- Average weight for does is about 70 kilograms (155 pounds).
- Mule deer get their name from their large, mule-like ears.
- Both male and female mule deer have seasonal colour variations. The coat is greyish-brown in winter and reddish-brown in
- The thin, brown tail has a black tip and is surrounded by a white rump patch.
- The antlers of bucks are a distinguishing trait. The beam of each antler divides into two equal tines, and in older bucks
these may divide again.
- Mule deer exhibit a distinct, stiff-legged, bouncing gait when running.

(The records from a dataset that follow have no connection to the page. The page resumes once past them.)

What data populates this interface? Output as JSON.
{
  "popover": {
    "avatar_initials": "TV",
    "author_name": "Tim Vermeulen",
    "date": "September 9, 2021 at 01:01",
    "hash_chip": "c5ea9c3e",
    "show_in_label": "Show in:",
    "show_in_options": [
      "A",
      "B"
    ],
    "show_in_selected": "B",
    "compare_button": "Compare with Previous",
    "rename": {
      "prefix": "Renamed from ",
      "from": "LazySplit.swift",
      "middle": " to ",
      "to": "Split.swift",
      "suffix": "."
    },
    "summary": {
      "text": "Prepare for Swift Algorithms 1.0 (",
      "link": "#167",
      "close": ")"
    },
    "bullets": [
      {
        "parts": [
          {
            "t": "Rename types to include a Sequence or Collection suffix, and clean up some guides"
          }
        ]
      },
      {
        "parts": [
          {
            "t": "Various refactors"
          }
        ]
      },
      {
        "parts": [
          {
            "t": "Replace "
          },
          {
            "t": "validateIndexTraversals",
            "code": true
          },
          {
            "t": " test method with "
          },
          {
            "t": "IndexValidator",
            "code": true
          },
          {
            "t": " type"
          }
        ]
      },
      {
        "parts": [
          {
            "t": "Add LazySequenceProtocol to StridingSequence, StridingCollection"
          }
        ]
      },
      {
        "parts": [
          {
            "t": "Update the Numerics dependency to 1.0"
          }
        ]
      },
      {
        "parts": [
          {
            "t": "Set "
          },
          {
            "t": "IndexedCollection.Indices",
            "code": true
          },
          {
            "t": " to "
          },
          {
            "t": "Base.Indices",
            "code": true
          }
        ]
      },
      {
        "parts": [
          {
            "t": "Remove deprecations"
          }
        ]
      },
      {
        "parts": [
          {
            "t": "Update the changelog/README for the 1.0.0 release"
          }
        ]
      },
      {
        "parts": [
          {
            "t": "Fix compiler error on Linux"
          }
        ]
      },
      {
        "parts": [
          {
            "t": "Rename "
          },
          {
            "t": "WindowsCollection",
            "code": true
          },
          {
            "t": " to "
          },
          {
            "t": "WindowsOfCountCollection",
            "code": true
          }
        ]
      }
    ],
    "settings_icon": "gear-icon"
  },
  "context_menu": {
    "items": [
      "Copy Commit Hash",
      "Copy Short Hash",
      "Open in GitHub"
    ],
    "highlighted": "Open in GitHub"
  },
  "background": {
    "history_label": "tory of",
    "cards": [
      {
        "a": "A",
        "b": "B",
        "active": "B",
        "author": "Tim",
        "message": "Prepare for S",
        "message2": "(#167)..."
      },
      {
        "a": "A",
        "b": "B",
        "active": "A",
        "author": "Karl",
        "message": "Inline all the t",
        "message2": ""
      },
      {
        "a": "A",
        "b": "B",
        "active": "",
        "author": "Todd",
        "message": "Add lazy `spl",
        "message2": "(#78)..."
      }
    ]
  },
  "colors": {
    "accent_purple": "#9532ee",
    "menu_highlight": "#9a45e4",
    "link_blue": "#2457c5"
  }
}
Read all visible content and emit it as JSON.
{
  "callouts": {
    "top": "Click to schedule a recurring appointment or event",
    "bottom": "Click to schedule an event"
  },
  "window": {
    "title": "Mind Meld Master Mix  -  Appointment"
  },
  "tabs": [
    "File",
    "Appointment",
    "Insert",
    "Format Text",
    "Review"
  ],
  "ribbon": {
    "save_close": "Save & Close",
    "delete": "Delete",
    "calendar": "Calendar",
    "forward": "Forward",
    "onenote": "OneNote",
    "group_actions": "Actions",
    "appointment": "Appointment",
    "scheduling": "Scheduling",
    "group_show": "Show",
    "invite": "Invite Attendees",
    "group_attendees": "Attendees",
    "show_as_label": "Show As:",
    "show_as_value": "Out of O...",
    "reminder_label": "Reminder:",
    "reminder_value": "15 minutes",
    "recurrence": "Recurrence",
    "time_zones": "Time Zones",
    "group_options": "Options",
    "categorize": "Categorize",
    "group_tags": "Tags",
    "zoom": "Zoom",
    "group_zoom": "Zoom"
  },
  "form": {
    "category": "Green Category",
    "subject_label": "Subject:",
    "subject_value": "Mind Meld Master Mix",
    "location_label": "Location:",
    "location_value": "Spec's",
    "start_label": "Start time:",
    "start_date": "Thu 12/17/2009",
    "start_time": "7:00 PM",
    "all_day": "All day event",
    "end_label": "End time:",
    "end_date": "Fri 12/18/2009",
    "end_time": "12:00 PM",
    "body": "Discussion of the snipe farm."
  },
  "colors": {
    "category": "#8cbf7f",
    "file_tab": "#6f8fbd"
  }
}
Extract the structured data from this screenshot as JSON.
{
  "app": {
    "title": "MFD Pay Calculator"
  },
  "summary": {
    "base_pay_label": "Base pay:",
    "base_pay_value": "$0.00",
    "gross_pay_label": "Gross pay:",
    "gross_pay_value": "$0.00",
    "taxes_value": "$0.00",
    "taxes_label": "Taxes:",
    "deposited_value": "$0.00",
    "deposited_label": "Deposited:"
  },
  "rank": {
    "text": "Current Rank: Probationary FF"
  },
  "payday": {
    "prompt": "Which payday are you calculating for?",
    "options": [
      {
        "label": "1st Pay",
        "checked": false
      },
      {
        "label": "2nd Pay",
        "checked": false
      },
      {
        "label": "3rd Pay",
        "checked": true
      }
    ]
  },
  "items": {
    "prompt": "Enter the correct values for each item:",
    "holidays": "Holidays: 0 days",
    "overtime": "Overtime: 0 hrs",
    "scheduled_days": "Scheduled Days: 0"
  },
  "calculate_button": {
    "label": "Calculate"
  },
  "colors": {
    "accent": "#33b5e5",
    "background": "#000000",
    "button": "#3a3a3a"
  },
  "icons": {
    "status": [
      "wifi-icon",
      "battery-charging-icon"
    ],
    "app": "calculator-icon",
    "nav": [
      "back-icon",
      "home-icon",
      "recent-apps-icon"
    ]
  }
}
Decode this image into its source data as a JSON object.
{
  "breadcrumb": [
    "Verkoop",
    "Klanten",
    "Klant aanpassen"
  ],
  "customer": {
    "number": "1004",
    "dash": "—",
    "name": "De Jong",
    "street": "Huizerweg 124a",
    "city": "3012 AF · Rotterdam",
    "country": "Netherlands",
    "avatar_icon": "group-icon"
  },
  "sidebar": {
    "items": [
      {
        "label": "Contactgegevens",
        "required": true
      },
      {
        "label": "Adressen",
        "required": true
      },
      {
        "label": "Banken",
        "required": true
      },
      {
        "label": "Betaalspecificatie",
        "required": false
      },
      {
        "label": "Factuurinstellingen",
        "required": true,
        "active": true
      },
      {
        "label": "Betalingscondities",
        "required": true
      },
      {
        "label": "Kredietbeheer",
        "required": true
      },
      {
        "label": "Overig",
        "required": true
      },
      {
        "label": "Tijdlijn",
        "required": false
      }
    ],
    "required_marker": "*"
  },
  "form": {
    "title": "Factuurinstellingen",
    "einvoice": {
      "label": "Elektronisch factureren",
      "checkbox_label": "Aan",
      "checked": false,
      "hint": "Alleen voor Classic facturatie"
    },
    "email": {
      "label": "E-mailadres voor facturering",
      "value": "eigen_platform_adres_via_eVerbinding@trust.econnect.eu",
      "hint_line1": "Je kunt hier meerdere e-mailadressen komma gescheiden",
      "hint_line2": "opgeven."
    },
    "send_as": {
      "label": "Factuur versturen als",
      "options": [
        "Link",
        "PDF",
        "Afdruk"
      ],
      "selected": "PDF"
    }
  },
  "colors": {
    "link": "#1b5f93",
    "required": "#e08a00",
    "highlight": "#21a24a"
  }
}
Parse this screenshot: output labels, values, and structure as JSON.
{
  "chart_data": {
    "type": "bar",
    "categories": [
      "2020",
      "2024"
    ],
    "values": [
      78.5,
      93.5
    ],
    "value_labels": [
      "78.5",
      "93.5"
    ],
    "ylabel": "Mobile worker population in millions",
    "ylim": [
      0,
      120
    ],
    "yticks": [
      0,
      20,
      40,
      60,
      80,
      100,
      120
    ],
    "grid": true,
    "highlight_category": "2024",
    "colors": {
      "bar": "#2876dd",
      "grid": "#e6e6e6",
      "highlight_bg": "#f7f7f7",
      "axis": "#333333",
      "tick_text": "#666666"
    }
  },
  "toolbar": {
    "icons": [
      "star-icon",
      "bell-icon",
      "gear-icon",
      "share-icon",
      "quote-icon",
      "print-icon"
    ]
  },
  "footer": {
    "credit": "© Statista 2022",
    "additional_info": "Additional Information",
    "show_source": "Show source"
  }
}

- Mule deer are found throughout the province, but are most plentiful in southern and western Alberta. They are more common
in mountainous areas than white-tailed deer.
- Preferred habitat includes:
- Edges of coniferous forests
- Hilly areas
- Mixed-wood forests
- Mule deer browse aspen, willow and other shrubs.
- In Alberta, the rut usually occurs in November.
- One or two spotted fawns are born to each doe the following spring.
Mule deer are classified as Secure in the General Status of Alberta Wild Species report. See:
See details in the Alberta Guide to Hunting Regulations. To view the guide online or to order a printed copy, visit
the My Wild Alberta website at:
- Mule deer and white-tailed deer are similar in seasonal colouring and overall appearance, and both species possess excellent
senses of sight, smell and hearing.
- Antlers, tails and overall size help distinguish mule and white-tailed deer species from one another:
- Antlers of white-tailed bucks have unbranched tines extending from single beams, whereas the beams of mule deer antlers
divide into two equal tines.
- White-tailed deer have a broader tail than mule deer, and lack the white rump patch.
- White-tailed deer are slightly smaller than mule deer.
- Unlike the wary white-tail, mule deer are often inquisitive. When alarmed and running, they often stop for a last look before
bounding out of sight.
Updated: Jan 8, 2014